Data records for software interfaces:
--------------------

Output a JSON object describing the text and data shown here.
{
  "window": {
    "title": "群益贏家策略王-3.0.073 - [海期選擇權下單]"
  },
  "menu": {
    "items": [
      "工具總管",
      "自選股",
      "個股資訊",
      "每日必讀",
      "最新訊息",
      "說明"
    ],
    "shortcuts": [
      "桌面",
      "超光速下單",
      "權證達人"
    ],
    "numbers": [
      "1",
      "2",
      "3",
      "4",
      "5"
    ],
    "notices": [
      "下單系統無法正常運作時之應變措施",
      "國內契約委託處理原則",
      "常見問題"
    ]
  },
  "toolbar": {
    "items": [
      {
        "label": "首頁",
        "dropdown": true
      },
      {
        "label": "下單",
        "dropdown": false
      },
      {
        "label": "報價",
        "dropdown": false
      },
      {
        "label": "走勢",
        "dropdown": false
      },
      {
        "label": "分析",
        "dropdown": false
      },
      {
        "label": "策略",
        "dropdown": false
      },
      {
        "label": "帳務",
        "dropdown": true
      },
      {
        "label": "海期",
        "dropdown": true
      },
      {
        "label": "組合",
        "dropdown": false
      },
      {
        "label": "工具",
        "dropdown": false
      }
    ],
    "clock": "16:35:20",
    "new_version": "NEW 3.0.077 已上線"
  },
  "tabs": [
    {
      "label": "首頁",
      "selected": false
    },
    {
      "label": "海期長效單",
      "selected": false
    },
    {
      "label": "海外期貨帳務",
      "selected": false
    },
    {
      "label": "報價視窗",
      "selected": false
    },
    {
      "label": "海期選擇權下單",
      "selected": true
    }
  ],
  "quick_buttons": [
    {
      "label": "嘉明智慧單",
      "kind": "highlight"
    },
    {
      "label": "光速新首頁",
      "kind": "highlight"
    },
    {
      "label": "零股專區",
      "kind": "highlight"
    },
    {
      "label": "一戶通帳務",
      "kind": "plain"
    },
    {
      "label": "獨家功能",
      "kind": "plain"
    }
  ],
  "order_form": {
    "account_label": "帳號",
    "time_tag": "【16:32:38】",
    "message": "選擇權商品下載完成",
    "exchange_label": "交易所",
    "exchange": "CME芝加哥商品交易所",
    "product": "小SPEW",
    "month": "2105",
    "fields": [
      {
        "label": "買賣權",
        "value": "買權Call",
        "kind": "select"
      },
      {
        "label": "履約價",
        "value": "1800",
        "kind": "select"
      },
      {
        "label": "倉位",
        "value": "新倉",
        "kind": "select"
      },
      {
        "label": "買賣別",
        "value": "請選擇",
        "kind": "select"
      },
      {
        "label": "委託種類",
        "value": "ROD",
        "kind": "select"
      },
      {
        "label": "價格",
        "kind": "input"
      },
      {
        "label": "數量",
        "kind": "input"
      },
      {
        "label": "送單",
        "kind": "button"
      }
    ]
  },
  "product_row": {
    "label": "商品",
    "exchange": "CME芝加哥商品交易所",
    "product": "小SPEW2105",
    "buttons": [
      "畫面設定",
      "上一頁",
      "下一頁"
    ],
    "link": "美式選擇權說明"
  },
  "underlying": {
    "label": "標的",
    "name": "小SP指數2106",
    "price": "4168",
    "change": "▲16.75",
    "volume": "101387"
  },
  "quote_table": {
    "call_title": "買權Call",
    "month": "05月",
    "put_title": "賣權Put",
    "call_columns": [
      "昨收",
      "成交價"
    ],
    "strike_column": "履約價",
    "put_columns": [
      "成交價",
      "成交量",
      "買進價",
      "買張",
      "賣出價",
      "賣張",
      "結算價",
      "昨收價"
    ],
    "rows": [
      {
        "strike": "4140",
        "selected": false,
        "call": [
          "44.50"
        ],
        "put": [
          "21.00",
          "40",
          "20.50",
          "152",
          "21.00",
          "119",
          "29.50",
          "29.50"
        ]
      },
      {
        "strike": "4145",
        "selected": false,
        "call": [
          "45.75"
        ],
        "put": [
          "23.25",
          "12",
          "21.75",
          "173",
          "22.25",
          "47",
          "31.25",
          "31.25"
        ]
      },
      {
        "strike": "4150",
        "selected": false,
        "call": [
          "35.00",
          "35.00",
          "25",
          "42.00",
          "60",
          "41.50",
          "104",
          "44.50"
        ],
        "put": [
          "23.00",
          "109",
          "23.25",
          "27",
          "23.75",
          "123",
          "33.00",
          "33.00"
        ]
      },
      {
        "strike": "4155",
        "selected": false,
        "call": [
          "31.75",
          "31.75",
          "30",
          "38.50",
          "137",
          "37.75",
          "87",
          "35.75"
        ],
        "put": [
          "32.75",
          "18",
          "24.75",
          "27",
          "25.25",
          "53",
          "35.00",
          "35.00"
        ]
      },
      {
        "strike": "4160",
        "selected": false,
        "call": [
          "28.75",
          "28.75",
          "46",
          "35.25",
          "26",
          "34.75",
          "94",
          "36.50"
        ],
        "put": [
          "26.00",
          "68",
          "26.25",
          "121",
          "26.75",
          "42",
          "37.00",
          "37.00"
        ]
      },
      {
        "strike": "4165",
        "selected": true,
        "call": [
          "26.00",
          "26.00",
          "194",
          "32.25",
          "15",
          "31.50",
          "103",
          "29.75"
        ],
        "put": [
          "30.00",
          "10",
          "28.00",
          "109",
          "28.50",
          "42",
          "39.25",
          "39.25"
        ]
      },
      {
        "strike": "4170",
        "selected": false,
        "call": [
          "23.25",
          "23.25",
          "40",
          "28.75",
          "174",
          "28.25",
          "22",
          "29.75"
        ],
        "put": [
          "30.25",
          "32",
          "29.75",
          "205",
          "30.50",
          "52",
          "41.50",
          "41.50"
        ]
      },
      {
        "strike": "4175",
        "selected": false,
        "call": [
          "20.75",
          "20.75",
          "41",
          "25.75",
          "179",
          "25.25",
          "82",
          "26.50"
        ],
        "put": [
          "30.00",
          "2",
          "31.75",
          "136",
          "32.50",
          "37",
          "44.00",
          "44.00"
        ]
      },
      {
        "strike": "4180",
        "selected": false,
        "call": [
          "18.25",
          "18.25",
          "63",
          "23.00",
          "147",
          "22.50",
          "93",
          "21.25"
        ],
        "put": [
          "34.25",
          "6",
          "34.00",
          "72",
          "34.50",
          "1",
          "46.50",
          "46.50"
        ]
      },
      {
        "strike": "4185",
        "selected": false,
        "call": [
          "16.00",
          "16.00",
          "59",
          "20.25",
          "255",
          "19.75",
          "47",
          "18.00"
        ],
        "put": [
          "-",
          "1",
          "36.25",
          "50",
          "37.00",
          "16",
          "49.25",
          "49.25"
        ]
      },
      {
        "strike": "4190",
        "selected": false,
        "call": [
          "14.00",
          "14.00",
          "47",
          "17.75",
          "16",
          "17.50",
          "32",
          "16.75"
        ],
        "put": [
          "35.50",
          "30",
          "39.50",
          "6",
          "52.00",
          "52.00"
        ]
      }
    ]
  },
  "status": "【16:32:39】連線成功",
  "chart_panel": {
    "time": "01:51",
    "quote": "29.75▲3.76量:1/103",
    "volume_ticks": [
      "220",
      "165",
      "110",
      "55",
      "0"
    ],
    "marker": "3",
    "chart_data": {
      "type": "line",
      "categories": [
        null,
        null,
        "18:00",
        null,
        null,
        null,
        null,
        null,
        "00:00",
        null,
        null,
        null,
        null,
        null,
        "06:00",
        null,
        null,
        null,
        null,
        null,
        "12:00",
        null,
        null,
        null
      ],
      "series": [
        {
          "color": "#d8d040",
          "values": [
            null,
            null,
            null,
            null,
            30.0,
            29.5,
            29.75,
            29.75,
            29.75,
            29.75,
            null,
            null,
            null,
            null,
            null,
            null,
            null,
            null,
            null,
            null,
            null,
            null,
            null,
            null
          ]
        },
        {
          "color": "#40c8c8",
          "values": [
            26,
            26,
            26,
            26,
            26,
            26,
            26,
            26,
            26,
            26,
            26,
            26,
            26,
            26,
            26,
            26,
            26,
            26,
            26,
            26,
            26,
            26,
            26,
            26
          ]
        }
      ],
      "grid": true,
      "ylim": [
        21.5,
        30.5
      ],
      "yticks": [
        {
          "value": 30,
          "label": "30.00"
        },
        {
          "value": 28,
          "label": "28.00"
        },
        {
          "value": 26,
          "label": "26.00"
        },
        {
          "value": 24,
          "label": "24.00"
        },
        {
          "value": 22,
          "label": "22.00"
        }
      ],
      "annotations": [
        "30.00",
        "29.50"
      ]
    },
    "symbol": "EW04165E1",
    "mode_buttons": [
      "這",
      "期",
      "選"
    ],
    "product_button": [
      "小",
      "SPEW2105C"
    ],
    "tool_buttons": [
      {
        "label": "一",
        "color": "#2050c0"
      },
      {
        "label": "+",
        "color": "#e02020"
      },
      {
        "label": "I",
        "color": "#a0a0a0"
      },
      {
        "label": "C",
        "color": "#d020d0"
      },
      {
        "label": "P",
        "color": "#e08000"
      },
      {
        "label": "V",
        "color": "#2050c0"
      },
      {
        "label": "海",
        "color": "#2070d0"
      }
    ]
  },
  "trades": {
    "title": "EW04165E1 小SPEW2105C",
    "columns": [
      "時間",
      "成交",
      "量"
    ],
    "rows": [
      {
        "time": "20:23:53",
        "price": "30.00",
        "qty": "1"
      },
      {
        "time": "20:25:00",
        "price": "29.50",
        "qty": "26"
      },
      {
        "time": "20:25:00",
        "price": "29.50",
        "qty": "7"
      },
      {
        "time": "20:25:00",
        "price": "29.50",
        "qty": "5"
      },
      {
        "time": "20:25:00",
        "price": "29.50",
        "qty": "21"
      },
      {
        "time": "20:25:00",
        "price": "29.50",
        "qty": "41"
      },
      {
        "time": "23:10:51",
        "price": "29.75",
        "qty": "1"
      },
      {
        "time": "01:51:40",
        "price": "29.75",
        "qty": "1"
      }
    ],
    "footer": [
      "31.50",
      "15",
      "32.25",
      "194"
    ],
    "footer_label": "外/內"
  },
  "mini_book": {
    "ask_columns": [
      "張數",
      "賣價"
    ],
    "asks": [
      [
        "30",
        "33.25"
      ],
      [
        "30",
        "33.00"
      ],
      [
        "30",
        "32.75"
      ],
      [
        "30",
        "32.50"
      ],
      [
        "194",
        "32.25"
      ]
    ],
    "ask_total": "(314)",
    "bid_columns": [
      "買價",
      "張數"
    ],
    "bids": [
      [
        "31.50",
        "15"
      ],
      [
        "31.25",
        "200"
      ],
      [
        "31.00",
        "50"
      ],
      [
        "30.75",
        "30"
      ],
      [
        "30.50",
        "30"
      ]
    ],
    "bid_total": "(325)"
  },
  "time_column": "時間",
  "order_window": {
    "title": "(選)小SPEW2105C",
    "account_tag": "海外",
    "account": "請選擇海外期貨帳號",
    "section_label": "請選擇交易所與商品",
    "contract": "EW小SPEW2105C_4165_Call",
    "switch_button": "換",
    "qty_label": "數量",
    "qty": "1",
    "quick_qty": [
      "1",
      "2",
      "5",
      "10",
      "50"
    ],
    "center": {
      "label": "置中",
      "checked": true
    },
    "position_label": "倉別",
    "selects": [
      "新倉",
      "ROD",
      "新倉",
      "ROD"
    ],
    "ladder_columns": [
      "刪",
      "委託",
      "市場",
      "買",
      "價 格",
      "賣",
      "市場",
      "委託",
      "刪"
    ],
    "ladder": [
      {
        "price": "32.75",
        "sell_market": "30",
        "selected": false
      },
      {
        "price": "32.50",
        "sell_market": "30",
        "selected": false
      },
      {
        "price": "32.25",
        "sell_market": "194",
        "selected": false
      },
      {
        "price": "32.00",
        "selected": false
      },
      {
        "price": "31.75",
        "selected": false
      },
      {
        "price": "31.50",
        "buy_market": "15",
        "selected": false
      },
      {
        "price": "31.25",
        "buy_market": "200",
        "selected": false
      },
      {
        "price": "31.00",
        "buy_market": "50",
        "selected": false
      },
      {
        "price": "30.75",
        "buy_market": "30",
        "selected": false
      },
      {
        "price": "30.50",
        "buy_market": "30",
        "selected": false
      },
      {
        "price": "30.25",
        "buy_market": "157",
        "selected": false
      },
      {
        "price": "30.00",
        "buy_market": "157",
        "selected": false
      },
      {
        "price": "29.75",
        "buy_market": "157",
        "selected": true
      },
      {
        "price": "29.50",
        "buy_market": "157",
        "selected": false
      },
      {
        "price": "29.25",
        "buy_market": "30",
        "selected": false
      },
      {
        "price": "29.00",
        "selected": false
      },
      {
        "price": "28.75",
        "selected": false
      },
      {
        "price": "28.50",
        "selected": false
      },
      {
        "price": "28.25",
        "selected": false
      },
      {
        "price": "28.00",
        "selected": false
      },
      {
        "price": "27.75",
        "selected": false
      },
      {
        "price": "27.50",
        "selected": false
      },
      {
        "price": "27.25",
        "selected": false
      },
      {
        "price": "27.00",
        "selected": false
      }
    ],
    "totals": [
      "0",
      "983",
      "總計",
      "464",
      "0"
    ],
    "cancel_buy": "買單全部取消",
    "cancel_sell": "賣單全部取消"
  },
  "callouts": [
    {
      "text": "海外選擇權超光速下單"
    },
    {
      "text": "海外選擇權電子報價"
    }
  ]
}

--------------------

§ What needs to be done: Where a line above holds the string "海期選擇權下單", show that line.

§ Finished task:
    "title": "群益贏家策略王-3.0.073 - [海期選擇權下單]"
      "label": "海期選擇權下單",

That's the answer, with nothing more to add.